It is the night of the last supper. Jesus has shared a meal with his disciples, washed their feet, given them a new commandment to love as he loves, and told them of his leaving. Now he prays; He prays for them and for us. Three times he asks our Father that we would all become one as he and the Father are one.

We live in a world full of differences – male or female; rich or poor; black or white; young or old; educated or uneducated. Our world is also full of divisions – black lives matter vs. blue lives matter; conservative vs. liberal; gun rights vs. gun control; immigration vs. immigration ban. The list goes on and on.

Jesus does not pray for our differences to be eliminated. Instead, he prays for our oneness; that we would not be divided. Oneness is not about eliminating differences. It is about love. Love is the only thing that can ever overcome division.

• Love God.

• Love your neighbor.

• Love yourself.

• Love your enemy.

Our love for God, neighbor, self, and enemy reveals our oneness. In love, there may be differences but there is no division.

“That the world will believe you sent me.”
When people of faith come together to work for the good of others, they become a living example of Jesus still at work in the world.

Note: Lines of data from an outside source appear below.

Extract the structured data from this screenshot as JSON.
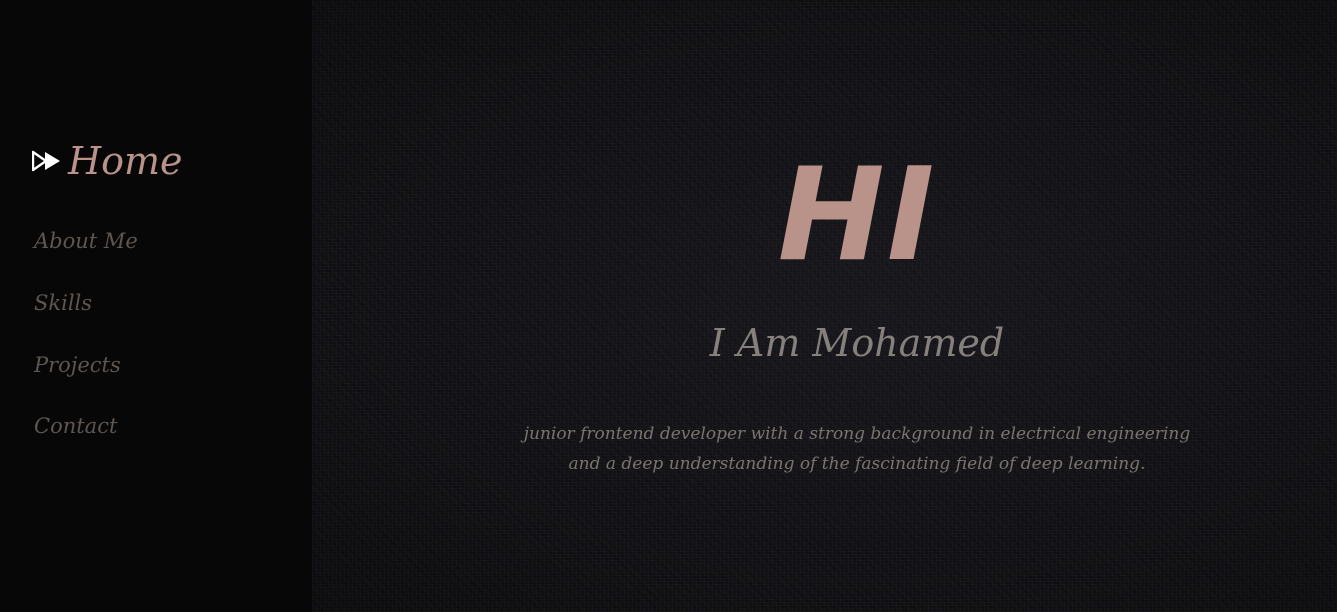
{
  "nav": {
    "active_label": "Home",
    "items": [
      {
        "label": "About Me"
      },
      {
        "label": "Skills"
      },
      {
        "label": "Projects"
      },
      {
        "label": "Contact"
      }
    ]
  },
  "hero": {
    "greeting": "HI",
    "name": "I Am Mohamed",
    "description": "junior frontend developer with a strong background in electrical engineering and a deep understanding of the fascinating field of deep learning."
  },
  "colors": {
    "accent": "#b9928a",
    "sidebar_bg": "#070707",
    "main_bg": "#121216",
    "nav_text": "#5d5651",
    "body_text": "#7a746f"
  },
  "icons": {
    "active_indicator": "double-chevron-right-icon"
  }
}
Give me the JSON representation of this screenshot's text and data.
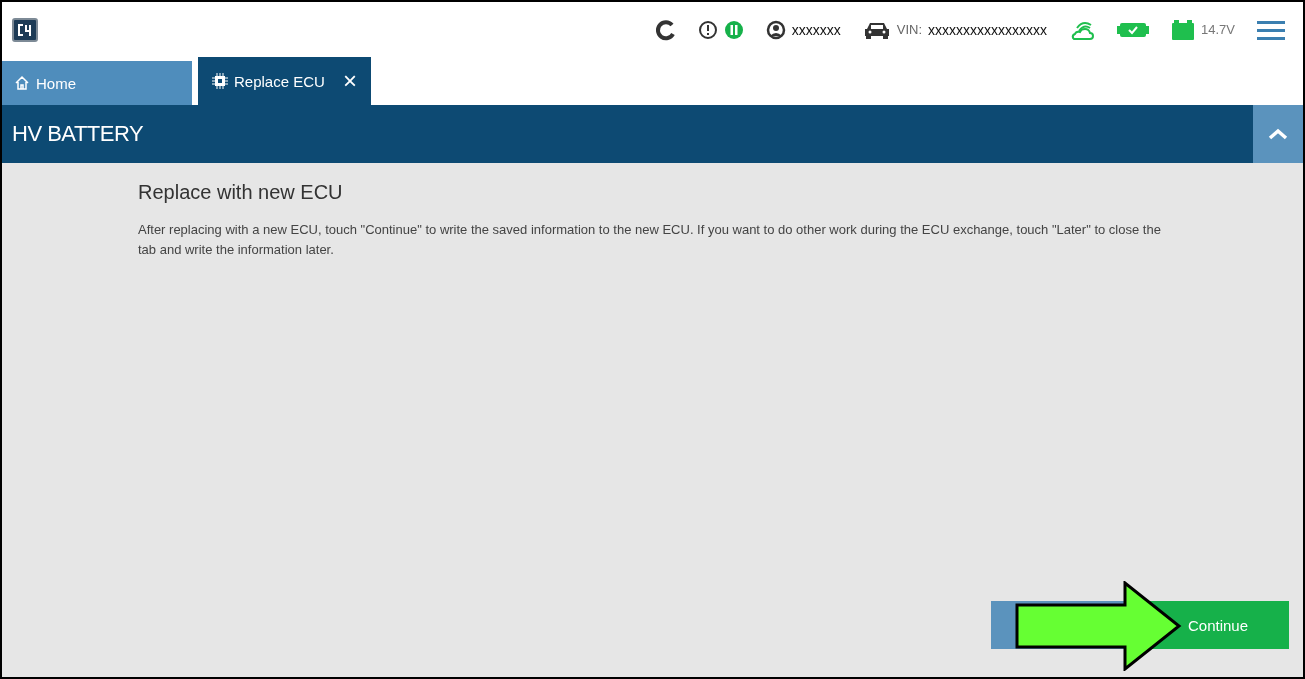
{
  "top_bar": {
    "user": "xxxxxxx",
    "vin_label": "VIN:",
    "vin": "xxxxxxxxxxxxxxxxx",
    "voltage": "14.7V"
  },
  "tabs": [
    {
      "label": "Home",
      "kind": "home",
      "selected": false,
      "closable": false
    },
    {
      "label": "Replace ECU",
      "kind": "ecu",
      "selected": true,
      "closable": true
    }
  ],
  "close_tab": "×",
  "section": {
    "title": "HV BATTERY",
    "expanded": true
  },
  "content": {
    "heading": "Replace with new ECU",
    "text": "After replacing with a new ECU, touch \"Continue\" to write the saved information to the new ECU. If you want to do other work during the ECU exchange, touch \"Later\" to close the tab and write the information later."
  },
  "buttons": [
    {
      "kind": "secondary"
    },
    {
      "kind": "primary",
      "label": "Continue"
    }
  ],
  "annotation": {
    "kind": "arrow"
  }
}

They “feed the hungry” “give drink to the thirsty“(our Ecumenical Food Pantry, Monthly Food Truck, Lisle Community Gardens, all of whose volunteers are from different faith denominations or walks of life). “clothe the naked”(our Ecumenical Clothing Bank); “welcome the stranger” (The American Civic Association in downtown Binghamton whose motto is “Building Bridges of understanding across Cultures.”) By fulfilling the Corporal Acts of Mercy, we respond to the prayer of Jesus by putting our divisions aside for the greater good and to demonstrate that Jesus was really sent by the Father into our dysfunctional world to serve it.

Sylvia Bates